It's extremely tiresome to see them endlessly traduced like this for the sake of profit.
Of course, in some cases the Royals bring it on themselves by spilling the beans: Princess Diana collaborated with Morton on Diana: Her True Story, and gave that interview to Martin Bashir, although it turned out to have been obtained by false pretences. But in many ways Diana can be forgiven. She was so young and naive when she married Prince Charles and had very little support or preparation for the role. Her indiscretions were cries for help, not attempts to wound.
Prince Harry is different. He has sadly turned out to be the ultimate self-destructive Royal. That Oprah interview, the Netflix documentary, his autobiography, which was one big basket of dirty Royal laundry sold to the highest bidder.
It might be different if Harry was at least honest about this. But no. He wants it both ways: to be a Royal but also rake in the royalties.
Whereas the likes of Omid Scobie are annoying leeches, Harry is much worse. The people he is using to line his pockets are his own flesh and blood. That is why his betrayal was a dagger in the heart of the late Queen. It is also why he continues to be a great source of agony for his father, the King. And it is why his brother, the Prince of Wales, is rightly furious with him.

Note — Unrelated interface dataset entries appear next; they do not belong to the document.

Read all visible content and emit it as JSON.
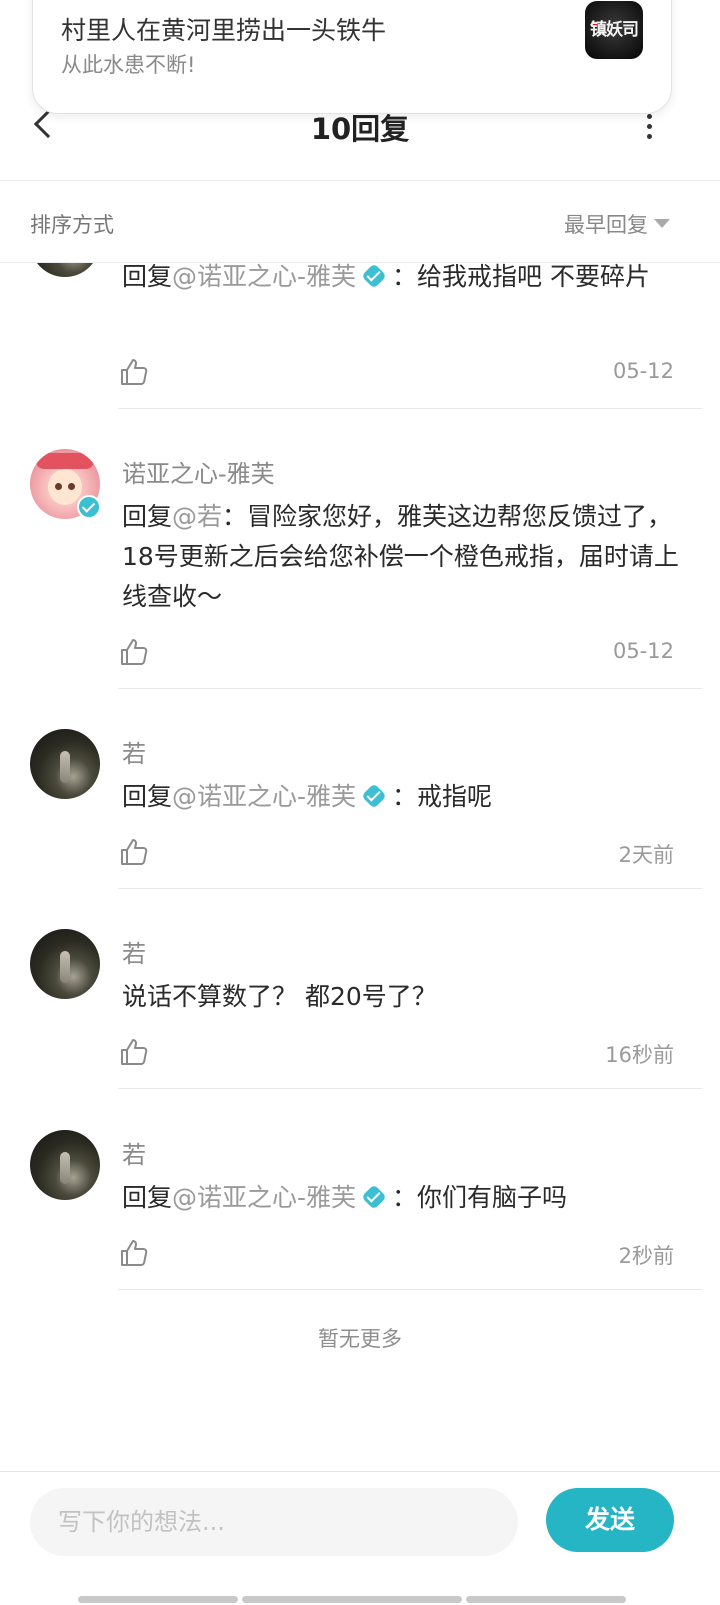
{
  "notification": {
    "title": "村里人在黄河里捞出一头铁牛",
    "body": "从此水患不断!",
    "app_icon_text": "镇妖司"
  },
  "header": {
    "title": "10回复"
  },
  "sort": {
    "label": "排序方式",
    "value": "最早回复"
  },
  "comments": [
    {
      "reply_prefix": "回复",
      "mention": "@诺亚之心-雅芙",
      "text": "：给我戒指吧 不要碎片",
      "time": "05-12"
    },
    {
      "user": "诺亚之心-雅芙",
      "reply_prefix": "回复",
      "mention": "@若",
      "text": "：冒险家您好，雅芙这边帮您反馈过了，18号更新之后会给您补偿一个橙色戒指，届时请上线查收～",
      "time": "05-12"
    },
    {
      "user": "若",
      "reply_prefix": "回复",
      "mention": "@诺亚之心-雅芙",
      "text": "：戒指呢",
      "time": "2天前"
    },
    {
      "user": "若",
      "text": "说话不算数了？ 都20号了？",
      "time": "16秒前"
    },
    {
      "user": "若",
      "reply_prefix": "回复",
      "mention": "@诺亚之心-雅芙",
      "text": "：你们有脑子吗",
      "time": "2秒前"
    }
  ],
  "footer_note": "暂无更多",
  "compose": {
    "placeholder": "写下你的想法...",
    "send_label": "发送"
  },
  "colors": {
    "accent": "#26b5c5",
    "verified": "#3bbfd2",
    "mention": "#9a9a9a"
  }
}
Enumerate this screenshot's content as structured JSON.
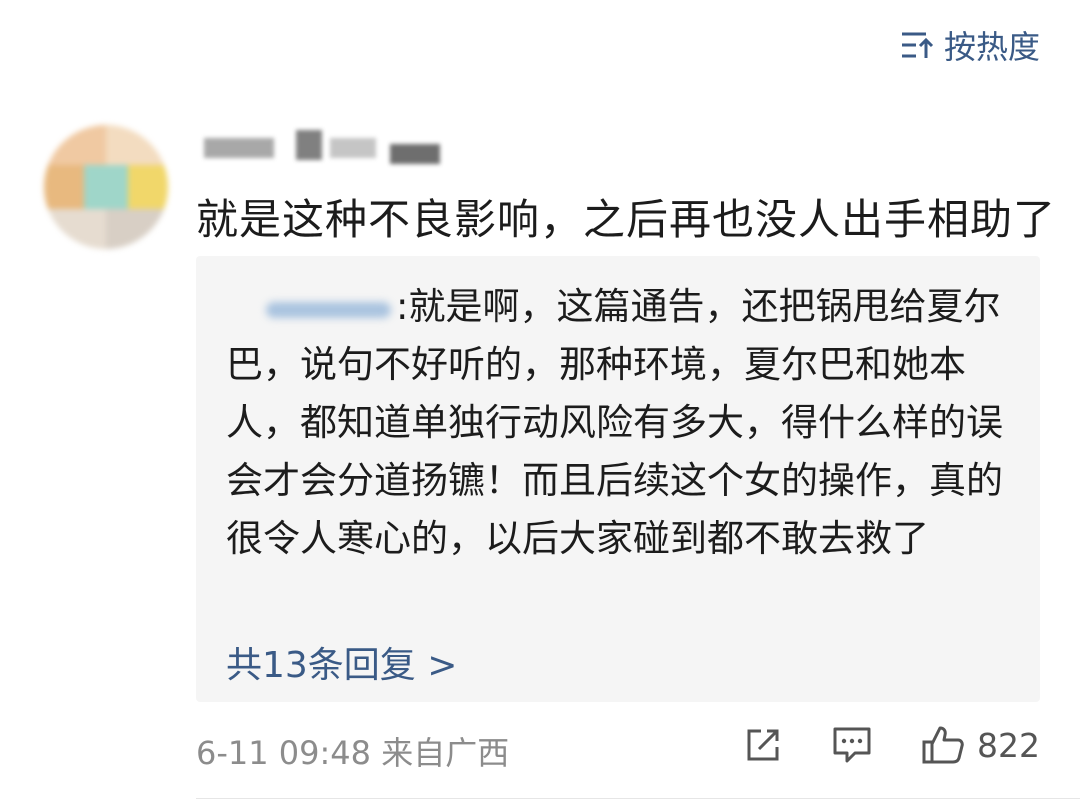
{
  "sort": {
    "label": "按热度",
    "icon": "sort-hot-icon"
  },
  "comment": {
    "text": "就是这种不良影响，之后再也没人出手相助了",
    "meta": "6-11 09:48 来自广西"
  },
  "reply": {
    "prefix": ":",
    "text": "就是啊，这篇通告，还把锅甩给夏尔巴，说句不好听的，那种环境，夏尔巴和她本人，都知道单独行动风险有多大，得什么样的误会才会分道扬镳！而且后续这个女的操作，真的很令人寒心的，以后大家碰到都不敢去救了",
    "more": "共13条回复 >"
  },
  "actions": {
    "share_icon": "share-icon",
    "comment_icon": "comment-icon",
    "like_icon": "thumbs-up-icon",
    "like_count": "822"
  },
  "colors": {
    "link": "#3a5a86",
    "reply_bg": "#f5f5f5",
    "meta": "#8c8c8c"
  }
}
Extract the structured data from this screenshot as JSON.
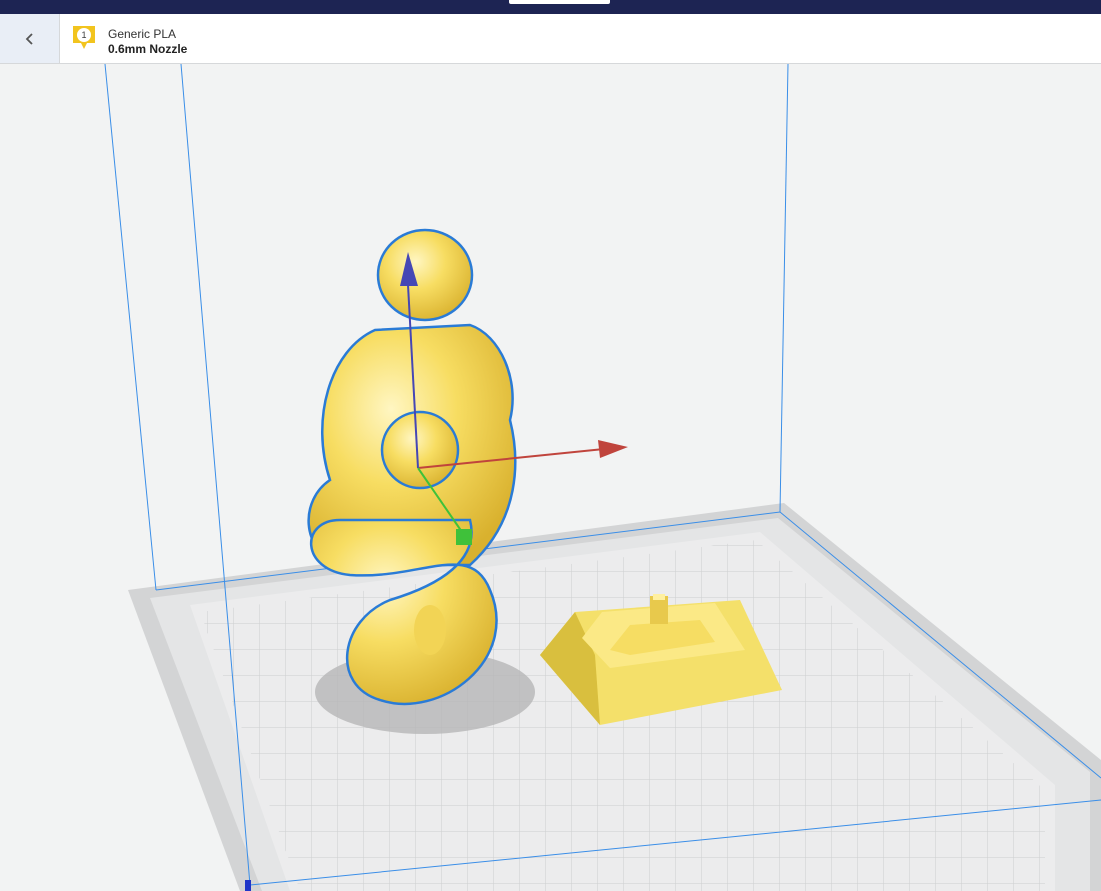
{
  "header": {
    "extruder_number": "1",
    "material": "Generic PLA",
    "nozzle": "0.6mm Nozzle"
  },
  "icons": {
    "back": "chevron-left-icon",
    "extruder": "extruder-badge-icon"
  },
  "colors": {
    "title_bar": "#1d2453",
    "model": "#f7d95a",
    "selection_outline": "#2a7bd6",
    "axis_x": "#c0443c",
    "axis_y": "#3fc13a",
    "axis_z": "#4547b5",
    "build_volume_line": "#3a8ee8"
  }
}
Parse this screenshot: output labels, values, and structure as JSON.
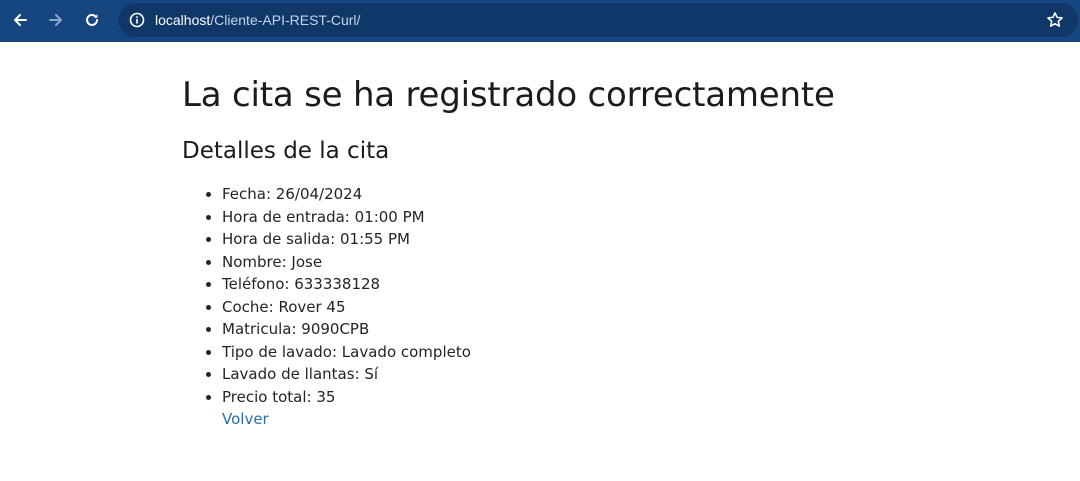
{
  "browser": {
    "url_host": "localhost",
    "url_path": "/Cliente-API-REST-Curl/",
    "toolbar_color": "#15467f"
  },
  "page": {
    "title": "La cita se ha registrado correctamente",
    "subtitle": "Detalles de la cita",
    "details": [
      "Fecha: 26/04/2024",
      "Hora de entrada: 01:00 PM",
      "Hora de salida: 01:55 PM",
      "Nombre: Jose",
      "Teléfono: 633338128",
      "Coche: Rover 45",
      "Matricula: 9090CPB",
      "Tipo de lavado: Lavado completo",
      "Lavado de llantas: Sí",
      "Precio total: 35"
    ],
    "back_link": "Volver",
    "link_color": "#2a6ead"
  }
}
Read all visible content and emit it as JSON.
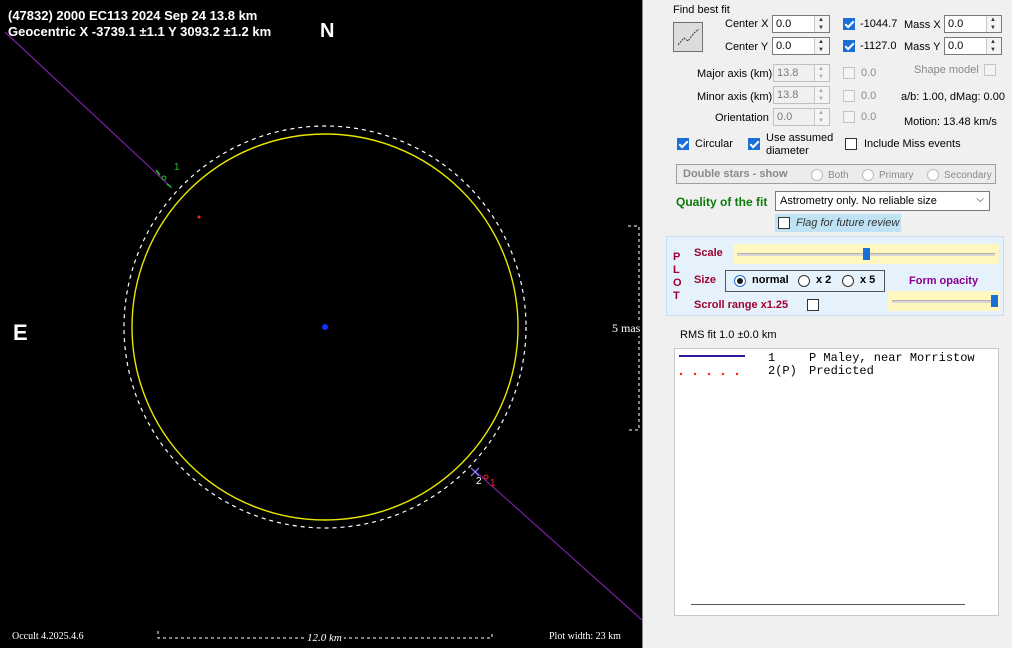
{
  "plot": {
    "title_line1": "(47832) 2000 EC113  2024 Sep 24   13.8 km",
    "title_line2": "Geocentric  X  -3739.1 ±1.1  Y 3093.2 ±1.2 km",
    "north": "N",
    "east": "E",
    "scale_mas": "5 mas",
    "scale_km": "12.0 km",
    "version": "Occult 4.2025.4.6",
    "plot_width": "Plot width: 23 km",
    "chord_labels": {
      "top_1": "1",
      "bottom_2": "2",
      "bottom_1": "1"
    },
    "colors": {
      "ellipse": "#e8e800",
      "limb": "#ffffff",
      "chord": "#7a1fa2",
      "center": "#1030ff",
      "predicted": "#ff2020",
      "marker_green": "#20c020"
    }
  },
  "fit": {
    "header": "Find best fit",
    "center_x_label": "Center X",
    "center_x_value": "0.0",
    "center_y_label": "Center Y",
    "center_y_value": "0.0",
    "mass_x_num": "-1044.7",
    "mass_x_label": "Mass X",
    "mass_x_value": "0.0",
    "mass_y_num": "-1127.0",
    "mass_y_label": "Mass Y",
    "mass_y_value": "0.0",
    "major_label": "Major axis (km)",
    "major_value": "13.8",
    "major_check": "0.0",
    "minor_label": "Minor axis (km)",
    "minor_value": "13.8",
    "minor_check": "0.0",
    "orient_label": "Orientation",
    "orient_value": "0.0",
    "orient_check": "0.0",
    "shape_model": "Shape model",
    "ab_dmag": "a/b: 1.00, dMag: 0.00",
    "motion": "Motion: 13.48 km/s",
    "circular": "Circular",
    "use_assumed": "Use assumed",
    "diameter": "diameter",
    "include_miss": "Include Miss events",
    "double_stars": "Double stars - show",
    "both": "Both",
    "primary": "Primary",
    "secondary": "Secondary",
    "quality_label": "Quality of the fit",
    "quality_value": "Astrometry only. No reliable size",
    "flag_review": "Flag for future review"
  },
  "plotpanel": {
    "side_letters": [
      "P",
      "L",
      "O",
      "T"
    ],
    "scale": "Scale",
    "size": "Size",
    "normal": "normal",
    "x2": "x 2",
    "x5": "x 5",
    "form_opacity": "Form opacity",
    "scroll_range": "Scroll range x1.25",
    "scale_level": 0.5,
    "opacity_level": 0.98
  },
  "rms": "RMS fit 1.0 ±0.0 km",
  "legend": {
    "rows": [
      {
        "num": "1",
        "text": "P Maley, near Morristow"
      },
      {
        "num": "2(P)",
        "text": "Predicted"
      }
    ]
  }
}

Harry has inflicted upon them all the very tortures he accuses others of inflicting on him. Yet still he has the gall to cast himself as victim.